In late April, a team of Isenberg undergraduates excelled in the International Business Ethics Case Competition (IBECC) in Santa Monica. The students—Nikhila Nandgopal, Nicole Moschella, Zachary Gross, and Patrick Bannon—placed first for their 10-minute presentation, second for their 90-minute presentation, and second in the “Ethics Biathlon,” which combined a four mile run with the ethics portion of the competition. The teams’ faculty advisor was Isenberg Senior Law Lecturer Jennifer Merton.
The Isenberg students competed in a field of undergraduate registered teams from 25 colleges and universities. Teams hailed from the University of Illinois, Loyola Marymount, the University of Florida, Texas State, the University of Oxford (UK), the University of Melbourne, and many other schools. The competition also included a graduate-level division.
In the IBECC, student teams generate/choose their own case for exploration. That includes a universe of topics, although for the 2017 competition, the competition encouraged teams to consider two timely issues: gun deaths in the United States and the spread of “fake news” via emerging technologies. Regardless of topic, the competition required that it “relate directly to an issue faced by a company or industry.”
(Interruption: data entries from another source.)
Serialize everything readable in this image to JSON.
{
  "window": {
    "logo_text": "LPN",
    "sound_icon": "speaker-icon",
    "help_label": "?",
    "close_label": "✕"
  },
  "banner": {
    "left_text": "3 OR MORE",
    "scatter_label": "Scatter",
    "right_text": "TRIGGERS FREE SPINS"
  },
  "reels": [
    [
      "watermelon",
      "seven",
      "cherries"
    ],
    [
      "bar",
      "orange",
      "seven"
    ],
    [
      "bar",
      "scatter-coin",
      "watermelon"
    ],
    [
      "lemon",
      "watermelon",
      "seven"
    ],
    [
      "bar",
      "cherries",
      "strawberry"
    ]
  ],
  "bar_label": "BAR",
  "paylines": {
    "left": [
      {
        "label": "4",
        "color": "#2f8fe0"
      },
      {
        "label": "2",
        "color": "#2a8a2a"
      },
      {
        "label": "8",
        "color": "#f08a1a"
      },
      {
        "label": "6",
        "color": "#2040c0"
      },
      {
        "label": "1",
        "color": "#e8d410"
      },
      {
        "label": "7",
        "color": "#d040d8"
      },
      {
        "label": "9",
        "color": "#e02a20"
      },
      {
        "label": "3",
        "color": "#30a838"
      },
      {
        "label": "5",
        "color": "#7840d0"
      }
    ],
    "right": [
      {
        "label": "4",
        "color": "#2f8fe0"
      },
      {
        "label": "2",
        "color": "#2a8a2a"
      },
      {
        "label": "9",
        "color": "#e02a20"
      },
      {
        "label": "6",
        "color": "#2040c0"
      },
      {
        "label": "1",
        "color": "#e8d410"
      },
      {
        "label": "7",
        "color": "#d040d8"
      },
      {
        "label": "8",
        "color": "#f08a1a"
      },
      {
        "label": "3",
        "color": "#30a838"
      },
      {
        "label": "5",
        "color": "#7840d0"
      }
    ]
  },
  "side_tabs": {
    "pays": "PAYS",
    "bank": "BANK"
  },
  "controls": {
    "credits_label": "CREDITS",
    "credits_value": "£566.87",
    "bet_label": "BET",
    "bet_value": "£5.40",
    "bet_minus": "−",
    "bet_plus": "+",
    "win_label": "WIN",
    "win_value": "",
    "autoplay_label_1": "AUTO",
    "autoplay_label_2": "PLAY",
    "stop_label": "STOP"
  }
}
“Our Isenberg team members embodied ethical conduct themselves." For their case, the Isenberg students researched Nestle Waters North America (a division of Nestle), focusing on water scarcity and the ethical conflict between Nestle’s right to extract water and the community’s right to access it. The team’s recommendations advised Nestle on how it could improve its siting and extraction decision making, notably during drought conditions in the communities where it operates. The team also explored securities law reporting trends and recent cases that make truthful reporting ethical, legal, and strategic requirements.
“I was very proud of the team’s hard work and success, but most proud of the genuine regard of its members for one another and for the team as a whole,” recalls Professor Merton. That included, she added, respect for competing teams. “Our Isenberg team members,” she emphasized, “embodied ethical conduct themselves. They will be real assets to the business community as future professionals!”